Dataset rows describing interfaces
-=-=-
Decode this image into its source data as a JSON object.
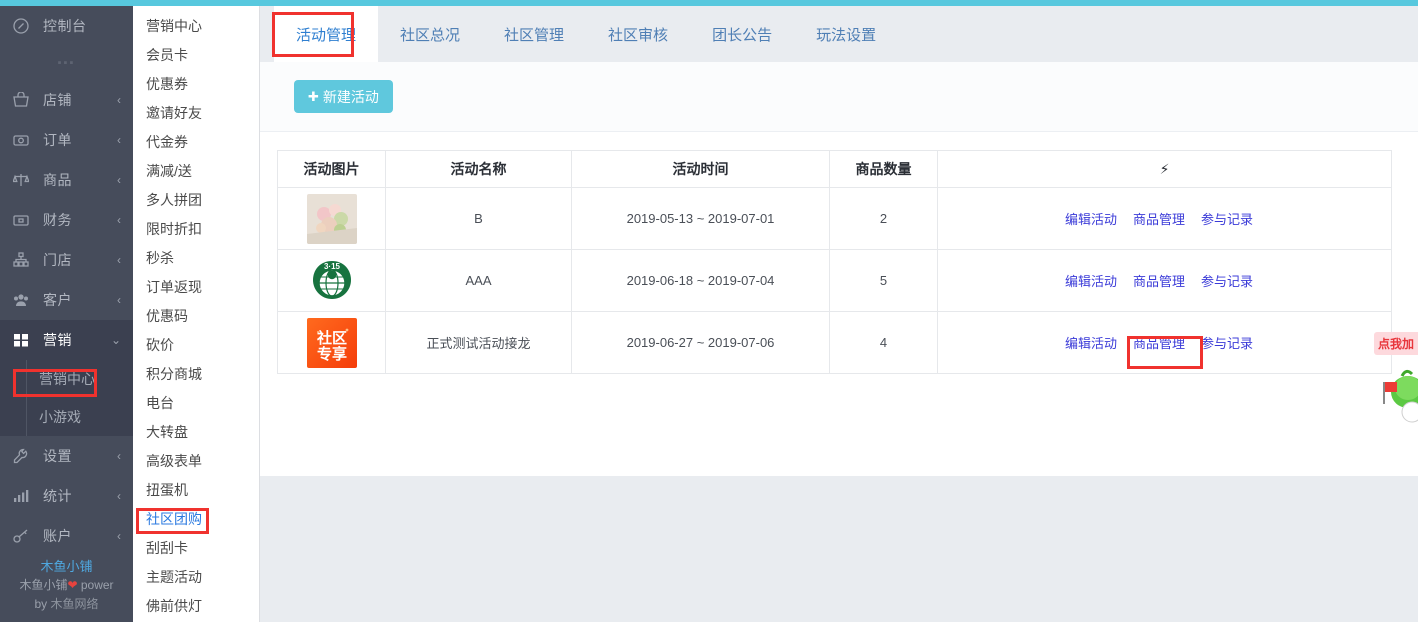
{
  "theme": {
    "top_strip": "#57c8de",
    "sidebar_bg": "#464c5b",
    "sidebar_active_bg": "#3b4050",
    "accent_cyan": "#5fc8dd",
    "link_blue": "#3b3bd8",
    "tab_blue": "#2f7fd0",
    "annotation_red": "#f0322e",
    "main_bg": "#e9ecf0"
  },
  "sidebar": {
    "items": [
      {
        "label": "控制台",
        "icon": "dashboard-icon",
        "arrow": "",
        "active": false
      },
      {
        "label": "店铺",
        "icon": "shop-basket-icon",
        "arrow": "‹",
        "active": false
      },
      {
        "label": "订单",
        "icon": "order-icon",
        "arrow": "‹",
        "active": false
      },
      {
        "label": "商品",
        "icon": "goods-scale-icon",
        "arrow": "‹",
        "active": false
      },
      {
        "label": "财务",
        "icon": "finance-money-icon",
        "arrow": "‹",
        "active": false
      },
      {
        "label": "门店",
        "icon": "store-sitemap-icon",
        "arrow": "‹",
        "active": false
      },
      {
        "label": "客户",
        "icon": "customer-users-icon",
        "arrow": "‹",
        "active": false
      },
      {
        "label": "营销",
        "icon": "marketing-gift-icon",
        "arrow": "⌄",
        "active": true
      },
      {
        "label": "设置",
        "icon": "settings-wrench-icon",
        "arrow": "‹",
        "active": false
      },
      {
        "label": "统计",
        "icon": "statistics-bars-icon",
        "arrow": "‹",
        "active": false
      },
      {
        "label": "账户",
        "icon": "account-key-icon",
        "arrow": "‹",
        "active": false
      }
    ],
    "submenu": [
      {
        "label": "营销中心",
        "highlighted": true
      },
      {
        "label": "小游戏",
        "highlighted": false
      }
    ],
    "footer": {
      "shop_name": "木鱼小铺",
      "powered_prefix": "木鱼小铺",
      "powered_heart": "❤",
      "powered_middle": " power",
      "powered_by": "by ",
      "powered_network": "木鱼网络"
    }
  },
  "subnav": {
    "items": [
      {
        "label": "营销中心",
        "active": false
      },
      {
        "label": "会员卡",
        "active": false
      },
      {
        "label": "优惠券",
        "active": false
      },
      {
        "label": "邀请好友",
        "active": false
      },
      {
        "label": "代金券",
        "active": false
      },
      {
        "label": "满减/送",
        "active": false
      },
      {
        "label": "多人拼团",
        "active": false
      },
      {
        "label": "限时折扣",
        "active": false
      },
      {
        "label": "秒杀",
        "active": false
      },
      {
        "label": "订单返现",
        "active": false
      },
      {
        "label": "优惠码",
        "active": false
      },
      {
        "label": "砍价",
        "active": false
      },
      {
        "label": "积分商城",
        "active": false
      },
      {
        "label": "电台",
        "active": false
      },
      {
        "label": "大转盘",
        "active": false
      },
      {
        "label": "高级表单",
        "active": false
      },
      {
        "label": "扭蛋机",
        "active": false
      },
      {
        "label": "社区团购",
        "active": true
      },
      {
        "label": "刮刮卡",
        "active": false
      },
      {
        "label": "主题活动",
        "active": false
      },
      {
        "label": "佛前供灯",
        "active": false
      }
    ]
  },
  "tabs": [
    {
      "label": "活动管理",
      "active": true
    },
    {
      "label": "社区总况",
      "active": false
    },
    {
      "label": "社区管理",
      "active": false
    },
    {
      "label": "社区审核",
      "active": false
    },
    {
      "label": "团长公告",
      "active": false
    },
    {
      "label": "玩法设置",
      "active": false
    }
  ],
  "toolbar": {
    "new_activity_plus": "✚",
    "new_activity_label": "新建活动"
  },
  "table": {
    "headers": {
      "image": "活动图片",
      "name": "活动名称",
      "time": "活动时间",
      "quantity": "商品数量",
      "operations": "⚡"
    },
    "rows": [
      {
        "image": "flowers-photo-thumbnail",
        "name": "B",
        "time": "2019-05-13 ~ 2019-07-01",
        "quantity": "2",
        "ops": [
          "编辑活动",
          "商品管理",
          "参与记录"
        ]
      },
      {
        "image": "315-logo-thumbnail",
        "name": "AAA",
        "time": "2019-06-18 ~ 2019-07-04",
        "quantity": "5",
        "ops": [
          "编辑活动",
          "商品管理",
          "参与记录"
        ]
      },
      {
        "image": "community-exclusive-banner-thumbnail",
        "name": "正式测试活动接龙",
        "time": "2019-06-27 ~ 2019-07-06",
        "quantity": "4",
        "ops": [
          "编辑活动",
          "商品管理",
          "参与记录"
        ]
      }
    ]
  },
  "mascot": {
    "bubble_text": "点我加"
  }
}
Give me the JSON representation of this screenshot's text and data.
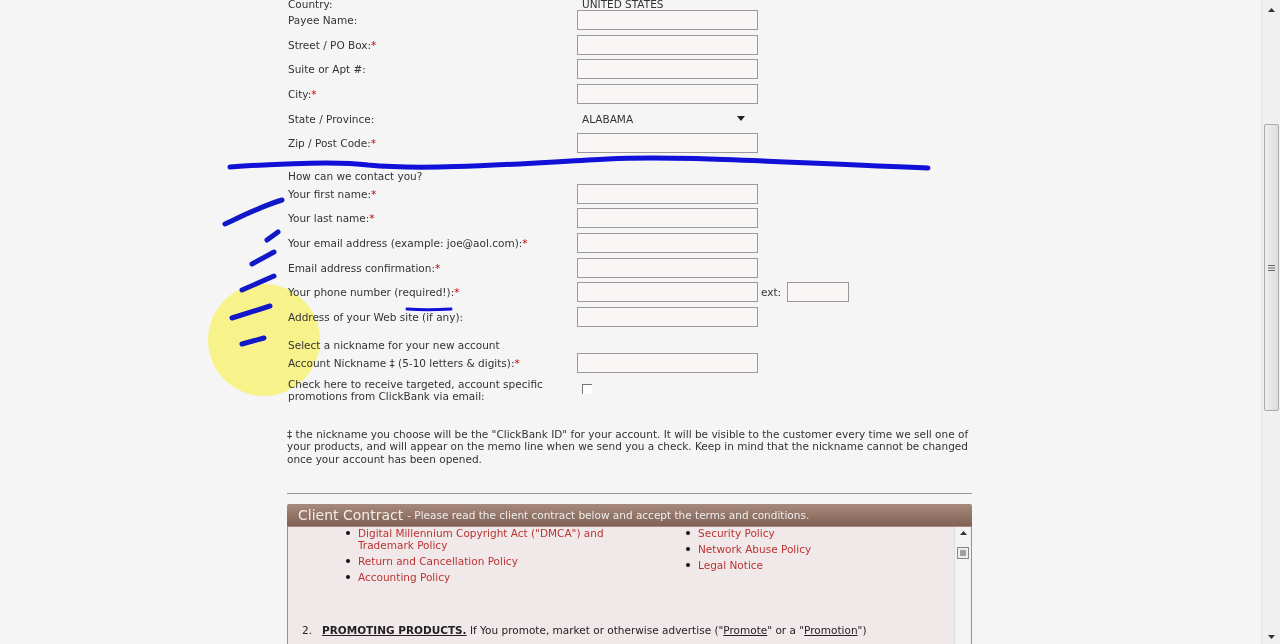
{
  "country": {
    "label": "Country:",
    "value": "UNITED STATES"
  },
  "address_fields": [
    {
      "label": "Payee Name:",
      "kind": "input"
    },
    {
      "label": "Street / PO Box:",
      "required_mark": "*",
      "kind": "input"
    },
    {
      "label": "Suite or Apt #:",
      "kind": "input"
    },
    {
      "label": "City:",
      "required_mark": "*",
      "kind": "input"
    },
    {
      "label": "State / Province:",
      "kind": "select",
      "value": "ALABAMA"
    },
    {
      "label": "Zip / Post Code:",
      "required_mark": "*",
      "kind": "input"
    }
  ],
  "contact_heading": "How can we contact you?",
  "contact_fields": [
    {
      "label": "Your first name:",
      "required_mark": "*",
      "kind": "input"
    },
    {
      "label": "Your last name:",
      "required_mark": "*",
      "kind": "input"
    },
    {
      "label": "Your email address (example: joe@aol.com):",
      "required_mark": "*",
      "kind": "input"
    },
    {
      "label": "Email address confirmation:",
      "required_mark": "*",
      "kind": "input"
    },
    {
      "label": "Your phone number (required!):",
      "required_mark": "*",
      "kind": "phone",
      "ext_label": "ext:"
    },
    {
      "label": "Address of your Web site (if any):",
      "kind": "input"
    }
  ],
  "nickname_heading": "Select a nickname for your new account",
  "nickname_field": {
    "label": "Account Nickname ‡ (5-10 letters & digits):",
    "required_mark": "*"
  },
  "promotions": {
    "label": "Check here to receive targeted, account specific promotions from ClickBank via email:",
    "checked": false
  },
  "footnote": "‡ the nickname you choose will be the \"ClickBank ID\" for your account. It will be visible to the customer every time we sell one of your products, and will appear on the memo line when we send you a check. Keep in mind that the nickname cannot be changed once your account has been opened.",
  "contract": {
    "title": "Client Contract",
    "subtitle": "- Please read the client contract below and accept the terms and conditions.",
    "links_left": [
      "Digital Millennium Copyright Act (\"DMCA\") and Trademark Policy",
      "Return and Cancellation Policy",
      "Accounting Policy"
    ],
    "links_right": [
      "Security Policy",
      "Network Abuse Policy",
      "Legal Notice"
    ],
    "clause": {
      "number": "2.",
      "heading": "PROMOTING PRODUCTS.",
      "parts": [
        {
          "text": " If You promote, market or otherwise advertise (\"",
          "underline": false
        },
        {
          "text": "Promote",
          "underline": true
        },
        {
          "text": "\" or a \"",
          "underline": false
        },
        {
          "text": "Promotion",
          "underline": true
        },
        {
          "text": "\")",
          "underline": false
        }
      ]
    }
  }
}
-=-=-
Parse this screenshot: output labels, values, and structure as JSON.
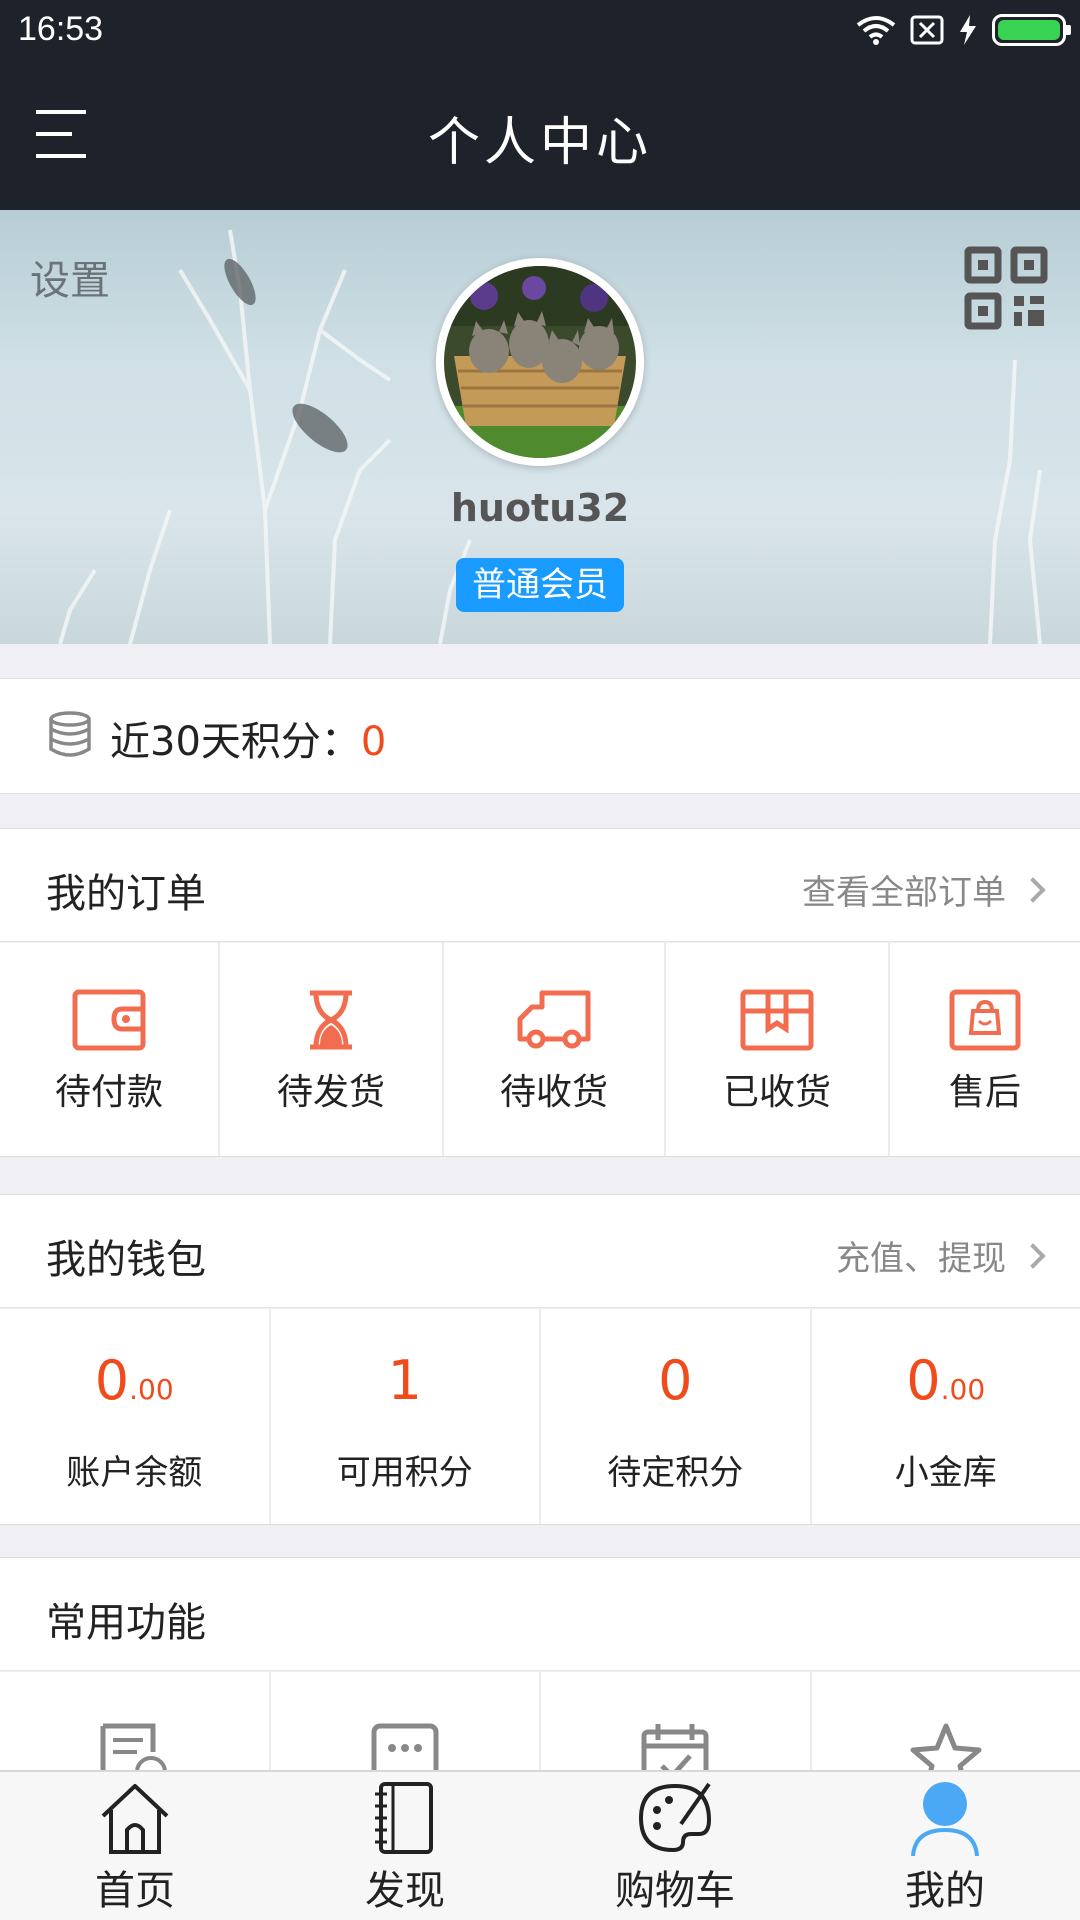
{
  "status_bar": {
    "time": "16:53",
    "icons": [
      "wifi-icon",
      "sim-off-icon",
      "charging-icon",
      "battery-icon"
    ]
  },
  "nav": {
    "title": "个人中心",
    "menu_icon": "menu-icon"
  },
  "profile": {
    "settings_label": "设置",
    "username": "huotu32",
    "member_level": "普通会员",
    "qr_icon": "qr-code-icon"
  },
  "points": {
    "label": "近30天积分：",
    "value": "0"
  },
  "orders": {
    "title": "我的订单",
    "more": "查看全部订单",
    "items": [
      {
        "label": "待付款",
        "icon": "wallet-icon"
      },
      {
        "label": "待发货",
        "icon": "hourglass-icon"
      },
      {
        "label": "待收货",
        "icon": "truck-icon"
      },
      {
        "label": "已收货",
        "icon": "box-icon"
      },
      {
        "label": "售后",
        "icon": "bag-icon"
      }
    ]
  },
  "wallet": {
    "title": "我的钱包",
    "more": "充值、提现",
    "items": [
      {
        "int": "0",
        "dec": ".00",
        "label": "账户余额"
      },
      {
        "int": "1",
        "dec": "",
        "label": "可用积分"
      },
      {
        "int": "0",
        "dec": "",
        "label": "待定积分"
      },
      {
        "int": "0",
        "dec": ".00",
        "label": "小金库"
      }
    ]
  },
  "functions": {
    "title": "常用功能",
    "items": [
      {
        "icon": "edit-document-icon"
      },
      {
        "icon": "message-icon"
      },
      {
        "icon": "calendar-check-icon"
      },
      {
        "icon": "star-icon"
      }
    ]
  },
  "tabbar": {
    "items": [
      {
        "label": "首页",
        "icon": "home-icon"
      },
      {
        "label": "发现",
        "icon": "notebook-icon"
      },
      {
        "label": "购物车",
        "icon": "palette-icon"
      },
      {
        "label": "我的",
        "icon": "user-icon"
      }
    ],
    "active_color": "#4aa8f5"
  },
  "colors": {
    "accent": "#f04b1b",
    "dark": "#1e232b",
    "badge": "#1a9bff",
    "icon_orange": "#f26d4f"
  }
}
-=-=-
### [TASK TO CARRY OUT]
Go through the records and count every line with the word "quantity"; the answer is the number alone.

### [ANSWER TO THE PROBLEM]
4